Book reviews for Aussie teachers and their students.

SAMSUNG
Tanya Grech Welden is an English teacher born, raised and now living in Adelaide. She spent the early years of her teaching career living and working in Liverpool in the UK before returning to Australia to teach at a Catholic College in Port Augusta. After six years in the bush (and a couple of kids later), she returned to Adelaide where she spent time as a Assistant Principal in a Catholic primary school in the Eastern suburbs. More recently she commenced working at Gleeson College, a Catholic High School amid the hills and valleys of Golden Grove. This setting has provided her with a wealth of inspiration for writing and has encouraged her to work towards the promotion of literacy.
Tanya Grech Welden is also a a writer of contemporary fiction for Young Adults aged 14+. Through her uniquely Australian stories she explores challenges facing today’s youth.   She currently  divides her time between writing, wrangling with three children and her supportive husband.
Advertisements

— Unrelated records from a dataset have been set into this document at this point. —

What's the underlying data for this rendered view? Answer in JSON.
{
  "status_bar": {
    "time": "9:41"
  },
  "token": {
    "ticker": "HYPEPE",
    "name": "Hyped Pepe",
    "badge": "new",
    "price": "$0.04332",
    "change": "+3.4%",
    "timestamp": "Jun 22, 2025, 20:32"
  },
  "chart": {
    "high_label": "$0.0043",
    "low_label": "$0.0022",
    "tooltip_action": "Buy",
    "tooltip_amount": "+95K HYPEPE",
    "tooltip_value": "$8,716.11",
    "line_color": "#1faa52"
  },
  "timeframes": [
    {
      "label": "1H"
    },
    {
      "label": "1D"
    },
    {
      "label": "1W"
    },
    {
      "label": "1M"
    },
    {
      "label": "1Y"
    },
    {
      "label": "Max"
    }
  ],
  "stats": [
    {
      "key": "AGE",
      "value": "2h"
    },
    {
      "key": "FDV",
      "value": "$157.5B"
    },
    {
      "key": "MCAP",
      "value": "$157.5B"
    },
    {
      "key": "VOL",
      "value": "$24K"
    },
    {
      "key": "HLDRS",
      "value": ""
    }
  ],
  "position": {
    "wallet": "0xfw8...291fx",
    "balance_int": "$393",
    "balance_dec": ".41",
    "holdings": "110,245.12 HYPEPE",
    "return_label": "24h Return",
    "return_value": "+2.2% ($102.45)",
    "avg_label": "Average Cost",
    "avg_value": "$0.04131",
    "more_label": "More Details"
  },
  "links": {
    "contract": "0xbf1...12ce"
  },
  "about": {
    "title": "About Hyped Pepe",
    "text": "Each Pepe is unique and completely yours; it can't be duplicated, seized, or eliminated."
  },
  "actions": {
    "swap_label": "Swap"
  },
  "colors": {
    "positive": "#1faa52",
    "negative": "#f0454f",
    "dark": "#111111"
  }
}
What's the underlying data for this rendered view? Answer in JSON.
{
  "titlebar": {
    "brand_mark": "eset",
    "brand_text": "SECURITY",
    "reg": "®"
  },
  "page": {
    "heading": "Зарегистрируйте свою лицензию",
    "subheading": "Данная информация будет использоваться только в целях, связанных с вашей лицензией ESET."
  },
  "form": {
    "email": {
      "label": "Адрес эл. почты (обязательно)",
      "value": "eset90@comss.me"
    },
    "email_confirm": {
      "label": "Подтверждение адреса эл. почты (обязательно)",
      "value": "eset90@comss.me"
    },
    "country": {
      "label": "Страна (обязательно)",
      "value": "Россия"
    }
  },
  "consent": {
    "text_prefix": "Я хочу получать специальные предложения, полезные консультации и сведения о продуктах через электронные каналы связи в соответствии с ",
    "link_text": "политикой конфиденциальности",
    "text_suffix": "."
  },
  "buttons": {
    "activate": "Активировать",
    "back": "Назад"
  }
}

Comments on: "About Tanya Grech Welden : Reviewer Senior Secondary & Middle School" (70)

  1. […] The Truth About Peacock Blue, is a timely novel highlighting with immense sensitivity the reality of the turbulent times we now live in. Rosanne Hawke engages with these issues honestly, in a manner that will incite open discussion, whilst communicating a hope-filled message that uplifts and will frequently inspires positive engagement in today’s youth. Tanya Grech Welden […]

    Like

  2. […] As teachers and librarians we can be a judgemental lot. During the process of selecting books for use in the classroom, or to sit on shelves in our libraries, we are sifters. By that I mean we sift through stacks of books in an effort to identify those which serve our own personal agenda. This inevitably means eliminating books for one reason or another. For instance, it may be that the language is too simple, the themes and ideas too one dimensional, the structure too formulaic. During this process we sometimes neglect a certain truth that what appeals to us, as adults, does not always concur with the interests of children. My ten year old son reminded me of the importance of this a few weeks ago. As often occurs in my household, a novel arrived on my doorstep. Usually, my son pays little attention to this (it is such a common occurrence). However on this day he was drawn to the book like a moth to a flame (I apologise for the weak analogy). “What’s this Mum?” He asked holding up the copy of Karen Tyrrell’s Jo-Kin Battles the IT, “Can I read it?” I must confess, at the time I was bogged down with other books to read, so I told him he could have it now as long as he promised to tell me what he thought of it. Off he scurried to his room, book in hand, where he wasn’t heard from for a few hours. “This is awesome Mum!” he told me later that night. “It’s a page turner. I’m already up to chapter 8.” I nodded my head, told him not to read too late, and stood quietly in the hallway while he continued his reading. What I heard was the beautiful sound of literary engagement. His laughter told me that not only was he enjoying the story, but clearly it was one with characters he could strongly identify with. Sadly, my reading of the same book was not nearly as enlivened. I found the story a little trite, and at times inane. This middle grade chapter book tells the story of Josh Atkins and Sam Jones, who, after winning a computer contest, are selected for training as Super Space Kids. Following training, they are launched into space where they do battle with the deadly alien IT. While my adult brain did not really love the book, I could immediately see why the story resonated so strongly with my son. Michael, it seems could identify with Josh, who like himself, is obsessed with computer games, and quite frankly, all things best described as being ‘nerdy’. Having snared him with Josh (and let’s face it, corny gags), Tyrrell proceeds to tell a story that empowers children to overcome feelings of self-doubt, as they develop resilience, while understanding the value of team work. Jo-Kin Battles the IT is a cleanly edited story, typeset in a child-appealing manner, with a scattering of delightful illustrations by Trevor Salter. The story will be appreciated by younger primary students up to grade 4. The ease of language will deem it suitable for independent reading although the story would benefit from a shared class reading where the themes of resilience may be explored in greater depth. Tanya Grech Welden […]

    Like

Leave a Reply

Fill in your details below or click an icon to log in:

WordPress.com Logo

You are commenting using your WordPress.com account. Log Out / Change )

Twitter picture

You are commenting using your Twitter account. Log Out / Change )

Facebook photo

You are commenting using your Facebook account. Log Out / Change )

Google+ photo

You are commenting using your Google+ account. Log Out / Change )

Connecting to %s

Tag Cloud

%d bloggers like this: